Prompt =
Which lines of the records below contain the string "front"? Report each of them.

Data about app and page elements
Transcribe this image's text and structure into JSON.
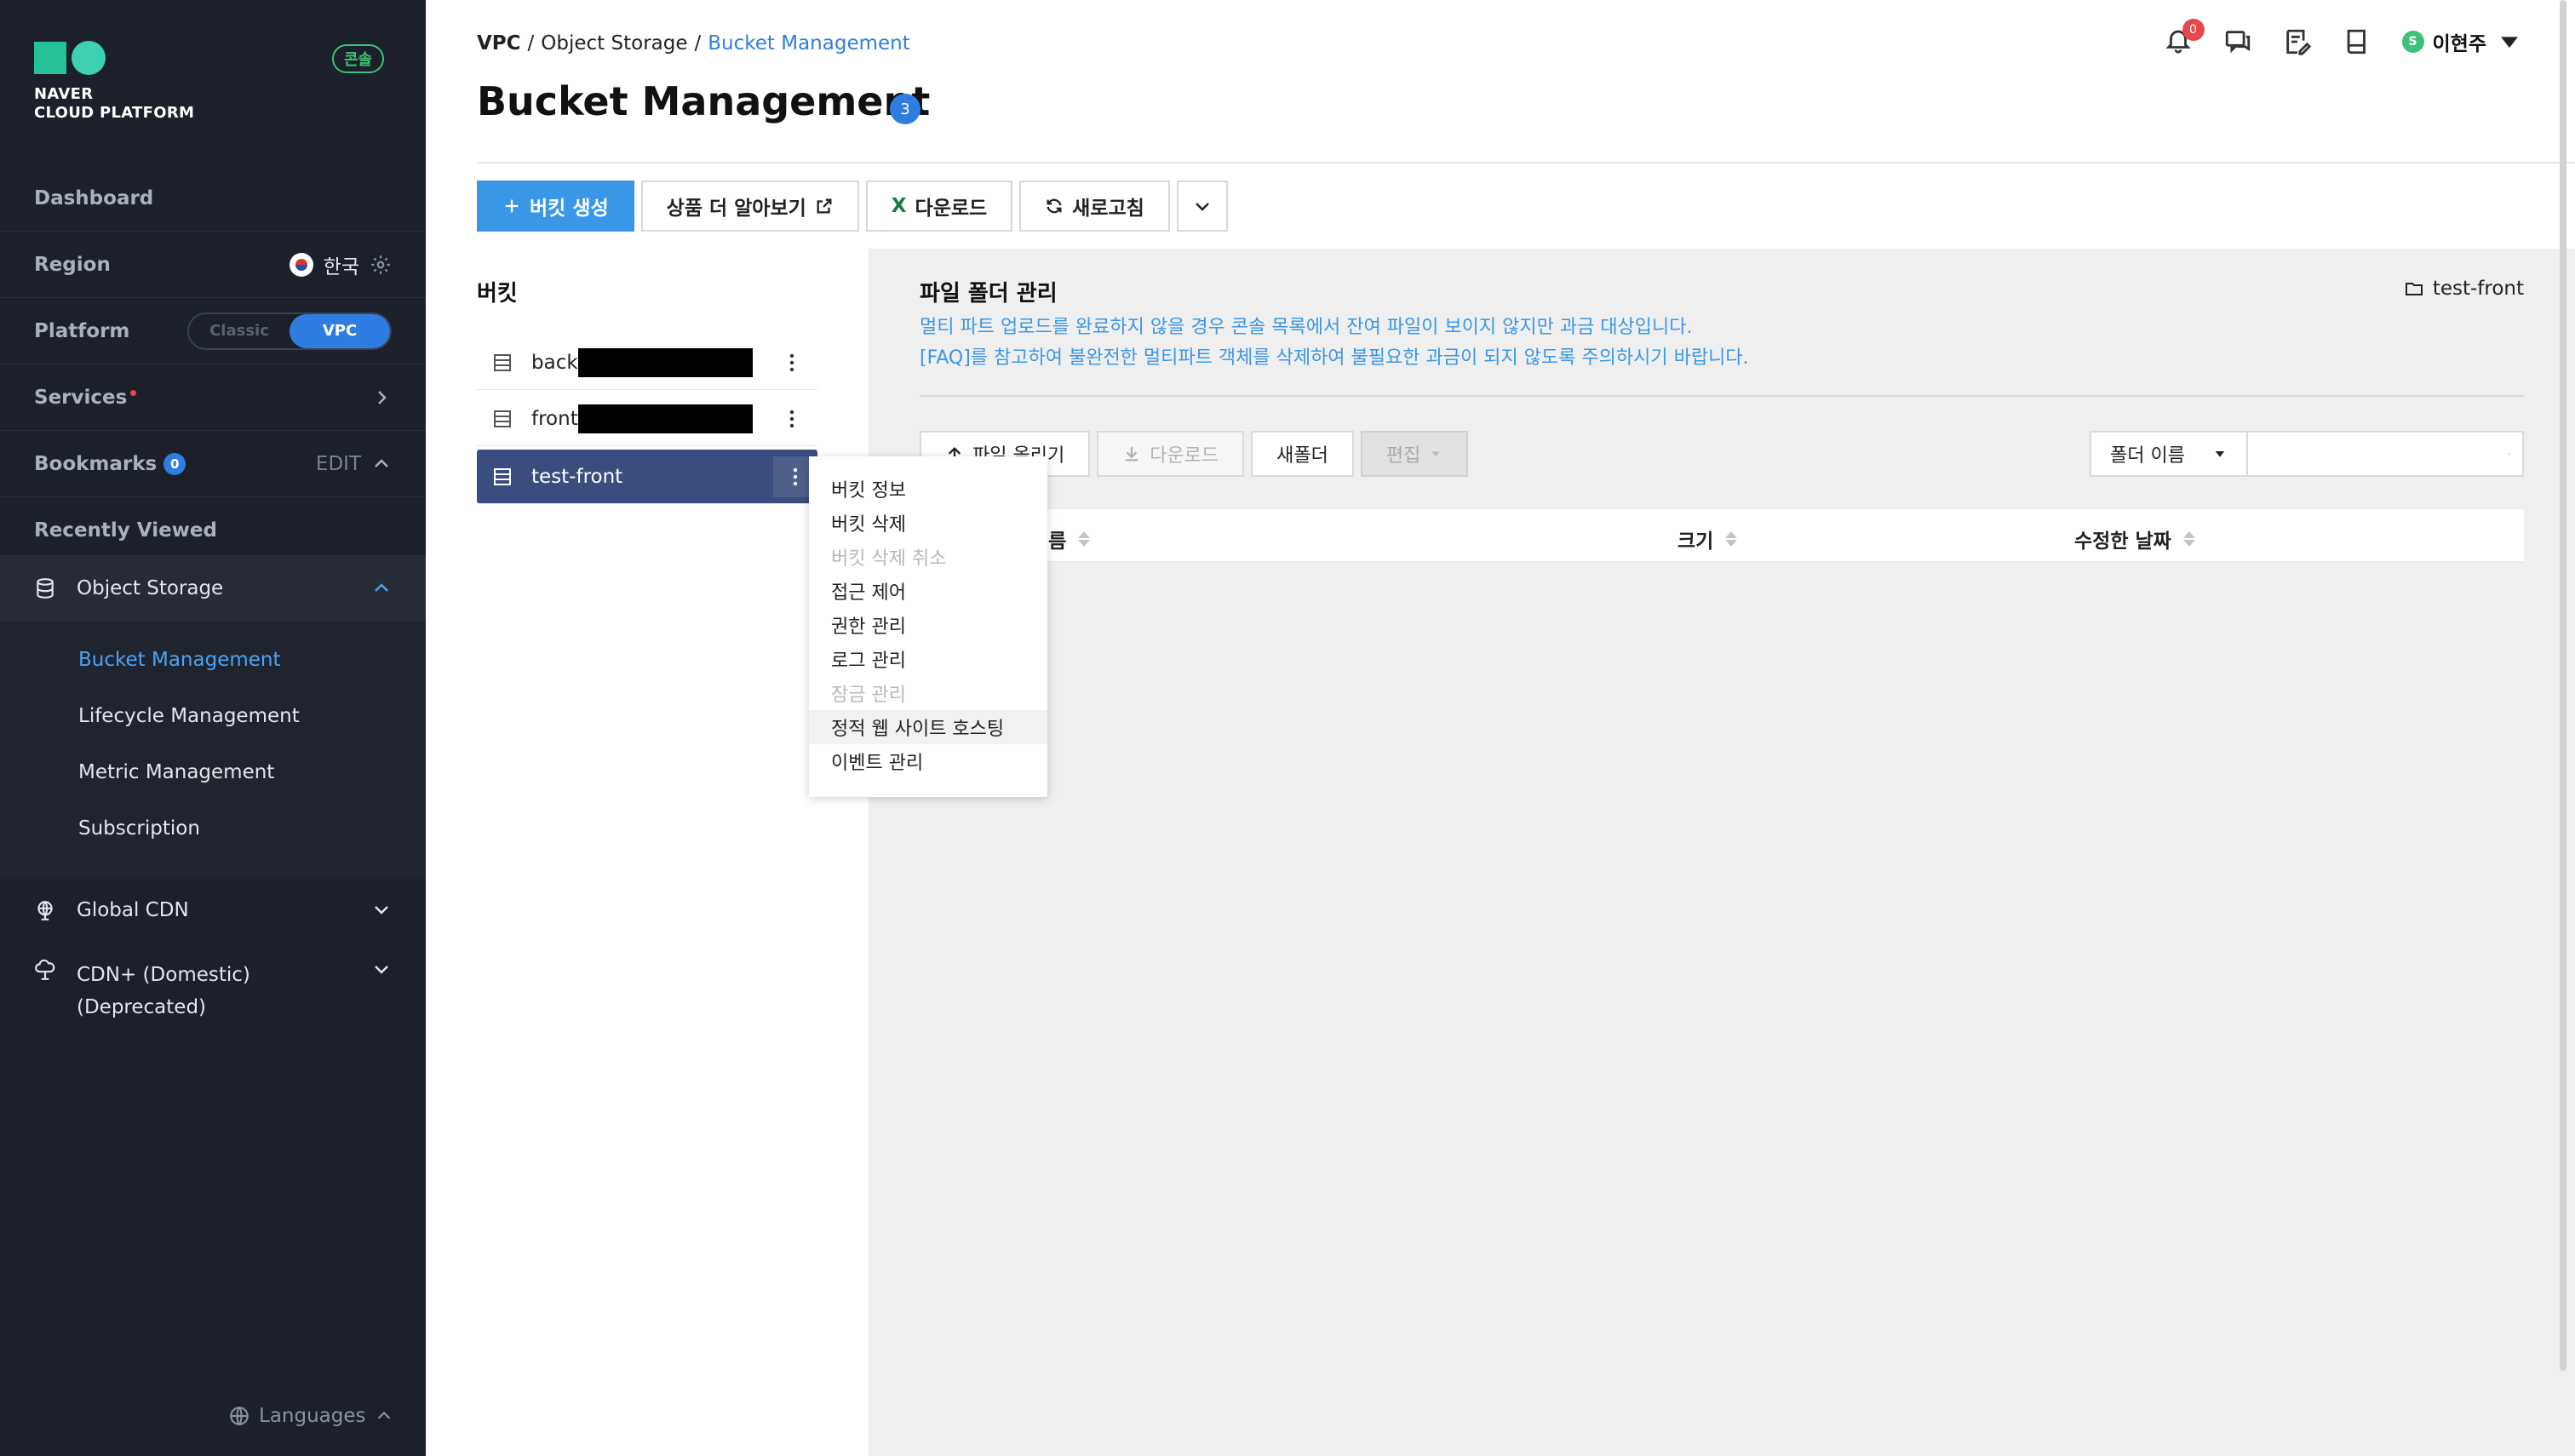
{
  "brand": {
    "logo_line1": "NAVER",
    "logo_line2": "CLOUD PLATFORM",
    "console_badge": "콘솔",
    "colors": {
      "accent": "#2f7de1",
      "logo_green": "#27c198"
    }
  },
  "sidebar": {
    "dashboard": "Dashboard",
    "region_label": "Region",
    "region_value": "한국",
    "platform_label": "Platform",
    "platform_options": [
      "Classic",
      "VPC"
    ],
    "platform_selected": "VPC",
    "services_label": "Services",
    "bookmarks_label": "Bookmarks",
    "bookmarks_count": "0",
    "bookmarks_edit": "EDIT",
    "recently_viewed": "Recently Viewed",
    "object_storage": "Object Storage",
    "sub_items": [
      "Bucket Management",
      "Lifecycle Management",
      "Metric Management",
      "Subscription"
    ],
    "global_cdn": "Global CDN",
    "cdn_plus_line1": "CDN+ (Domestic)",
    "cdn_plus_line2": "(Deprecated)",
    "languages": "Languages"
  },
  "header": {
    "breadcrumb": [
      "VPC",
      "Object Storage",
      "Bucket Management"
    ],
    "title": "Bucket Management",
    "title_count": "3",
    "notifications_count": "0",
    "user_initial": "S",
    "user_name": "이현주"
  },
  "toolbar": {
    "create_bucket": "버킷 생성",
    "learn_more": "상품 더 알아보기",
    "download": "다운로드",
    "refresh": "새로고침"
  },
  "buckets": {
    "heading": "버킷",
    "items": [
      {
        "name": "back",
        "redacted": true
      },
      {
        "name": "front",
        "redacted": true
      },
      {
        "name": "test-front",
        "redacted": false,
        "selected": true
      }
    ]
  },
  "context_menu": {
    "items": [
      {
        "label": "버킷 정보",
        "disabled": false
      },
      {
        "label": "버킷 삭제",
        "disabled": false
      },
      {
        "label": "버킷 삭제 취소",
        "disabled": true
      },
      {
        "label": "접근 제어",
        "disabled": false
      },
      {
        "label": "권한 관리",
        "disabled": false
      },
      {
        "label": "로그 관리",
        "disabled": false
      },
      {
        "label": "잠금 관리",
        "disabled": true
      },
      {
        "label": "정적 웹 사이트 호스팅",
        "disabled": false,
        "hover": true
      },
      {
        "label": "이벤트 관리",
        "disabled": false
      }
    ]
  },
  "file_manager": {
    "title": "파일 폴더 관리",
    "current_folder": "test-front",
    "notice_line1": "멀티 파트 업로드를 완료하지 않을 경우 콘솔 목록에서 잔여 파일이 보이지 않지만 과금 대상입니다.",
    "notice_line2": "[FAQ]를 참고하여 불완전한 멀티파트 객체를 삭제하여 불필요한 과금이 되지 않도록 주의하시기 바랍니다.",
    "upload": "파일 올리기",
    "download": "다운로드",
    "new_folder": "새폴더",
    "edit": "편집",
    "filter_select": "폴더 이름",
    "search_placeholder": "",
    "columns": [
      "이름",
      "크기",
      "수정한 날짜"
    ]
  }
}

Written answer =
        "name": "front",
        "name": "test-front",
    "current_folder": "test-front",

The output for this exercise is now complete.